For each recipe name the original is given followed by a description for those of us not well versed in cuisines or languages of India. There is Pyaaz Ki Tarkari (Onions with tamarind), Kolhapuri Sukka Lamb (Spicy coconut lamb) and Maa Chole Di Dal (North Indian Lentils) to name just a few.
This weekend my husband brought home some fresh chickens so we decided to go with what I consider rather classic – Tandoori Chicken. I say we because while he doesn’t make an appearance on the food blog often, he helped with this dish as much as I did.
This was my first time making Tandoori Chicken at home and I have to admit, it was pretty darn easy. As long as you take into consideration marinating times with your preparation I have a feeling you will think so too. This recipe calls for either Kashmiri red chili powder or paprika powder which is what gives the chicken that identifiable red color. Mine didn’t turn out as red as varieties I’ve had before, but I think that is because I did use paprika instead of the chili powder.
The flavor of the chicken is outstanding. With all the spices and marinating flavor is fully infused into the meat. Delicious. And with 499+ recipes to go, there is a lot more where that came from!
Chicken marinated in spicy yogurt and baked
Reprinted with permission from Abrams Books
This darling of the Indian palate, traditionally cooked in a clay oven called a tandoor, is one of my personal favorites. Leaving the bone in ensures that the final dish will be succulent and juicy.
1 (1¾-pound/800-gram) whole bone-in chicken
1 teaspoon Kashmiri red chile powder or paprika powder
1 tablespoon freshly squeezed lemon juice
1 teaspoon table salt
For the marinade:
1 cup (250 grams) plain yogurt, drained until thick
2 tablespoons fresh ginger paste
2 tablespoons fresh garlic paste
1 teaspoon Kashmiri chile powder or paprika powder
½ teaspoon table salt
2 tablespoons freshly squeezed lemon juice
½ teaspoon garam masala
2 tablespoons filtered mustard oil
To cook and serve:
2 medium red onions
½ teaspoon chaat masala
2 lemons, cut into wedges
1. Cut the chicken into 4 pieces: 2 leg quarters and 2 breast halves. Make incisions in the flesh with a sharp knife. Put the chicken in a deep bowl.

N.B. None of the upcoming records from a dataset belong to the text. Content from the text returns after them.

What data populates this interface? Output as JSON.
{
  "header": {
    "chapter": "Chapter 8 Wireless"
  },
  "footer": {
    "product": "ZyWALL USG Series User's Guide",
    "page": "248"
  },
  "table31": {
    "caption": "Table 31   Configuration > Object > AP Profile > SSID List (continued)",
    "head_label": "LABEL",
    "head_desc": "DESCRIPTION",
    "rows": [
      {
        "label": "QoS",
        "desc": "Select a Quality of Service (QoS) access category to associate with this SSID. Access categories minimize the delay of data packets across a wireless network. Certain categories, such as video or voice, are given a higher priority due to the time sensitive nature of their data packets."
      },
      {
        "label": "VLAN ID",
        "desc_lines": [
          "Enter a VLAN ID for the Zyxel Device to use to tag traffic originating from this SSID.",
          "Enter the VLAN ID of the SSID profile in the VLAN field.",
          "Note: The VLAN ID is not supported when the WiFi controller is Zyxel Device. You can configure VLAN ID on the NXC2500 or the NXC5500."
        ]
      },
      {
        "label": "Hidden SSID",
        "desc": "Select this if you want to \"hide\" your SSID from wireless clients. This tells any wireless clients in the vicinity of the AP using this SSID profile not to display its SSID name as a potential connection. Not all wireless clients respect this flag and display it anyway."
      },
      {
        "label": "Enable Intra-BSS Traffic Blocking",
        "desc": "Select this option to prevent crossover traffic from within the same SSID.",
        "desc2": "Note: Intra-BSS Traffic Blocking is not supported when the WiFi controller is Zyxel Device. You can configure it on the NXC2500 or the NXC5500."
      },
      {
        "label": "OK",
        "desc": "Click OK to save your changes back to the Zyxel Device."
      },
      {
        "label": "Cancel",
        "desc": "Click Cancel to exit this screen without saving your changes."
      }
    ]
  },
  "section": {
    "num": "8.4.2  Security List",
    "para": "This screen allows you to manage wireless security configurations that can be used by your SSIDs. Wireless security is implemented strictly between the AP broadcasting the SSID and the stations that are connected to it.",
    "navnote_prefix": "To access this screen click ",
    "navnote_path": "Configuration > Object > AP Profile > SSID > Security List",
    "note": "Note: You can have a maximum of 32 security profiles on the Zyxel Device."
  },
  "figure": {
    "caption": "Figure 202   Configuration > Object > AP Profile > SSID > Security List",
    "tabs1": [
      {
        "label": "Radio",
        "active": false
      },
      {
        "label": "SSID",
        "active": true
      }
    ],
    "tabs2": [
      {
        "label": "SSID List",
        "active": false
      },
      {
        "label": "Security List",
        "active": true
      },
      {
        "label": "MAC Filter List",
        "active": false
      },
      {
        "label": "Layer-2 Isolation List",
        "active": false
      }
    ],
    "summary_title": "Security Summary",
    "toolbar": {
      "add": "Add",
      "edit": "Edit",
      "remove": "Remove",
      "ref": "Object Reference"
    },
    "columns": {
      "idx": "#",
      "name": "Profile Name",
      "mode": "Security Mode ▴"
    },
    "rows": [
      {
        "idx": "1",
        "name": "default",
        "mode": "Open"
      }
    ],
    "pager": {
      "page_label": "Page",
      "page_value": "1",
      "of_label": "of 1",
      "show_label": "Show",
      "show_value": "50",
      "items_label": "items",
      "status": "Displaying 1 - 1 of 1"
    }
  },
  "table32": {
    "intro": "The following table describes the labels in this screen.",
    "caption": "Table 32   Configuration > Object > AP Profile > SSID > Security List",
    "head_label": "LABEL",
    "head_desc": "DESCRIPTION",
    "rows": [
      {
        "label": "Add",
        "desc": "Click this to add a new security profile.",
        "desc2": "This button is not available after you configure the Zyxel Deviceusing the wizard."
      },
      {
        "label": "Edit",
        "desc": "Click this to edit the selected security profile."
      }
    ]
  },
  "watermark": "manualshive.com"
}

2. In a small bowl, stir together the chile powder, lemon juice, and salt, and rub it onto the chicken pieces. Cover the bowl with plastic wrap and put in the refrigerator for 30 minutes to marinate.
3. Make the marinade: Put the yogurt in a bowl, add the ginger paste, garlic paste, chile powder, salt, lemon juice, garam masala, and mustard oil, and stir.
4. Add the marinade to the chicken pieces and toss so that all the pieces are well covered with it. Cover the bowl again and put it in the refrigerator for 3 to 4 hours to marinate.
5. Cut the onions into round slices and then separate the rings. Put in a bowl of iced water and soak for 30 minutes. Drain well and set aside in the refrigerator until needed. This will keep the onions crisp.
6. Preheat the oven to 400°F/200°C. Put the chicken pieces onto metal or presoaked wooden skewers, arrange in a single layer on a rimmed baking sheet, and cook for 10 to 12 minutes or until almost cooked through. Baste with butter and cook for 8 minutes more.
7. Sprinkle with chaat masala and serve hot with the onion rings and lemon wedges.
Disclosure: A review copy of this cookbook was sent to me free of charge. I was not required to post about it and received no compensation for doing so.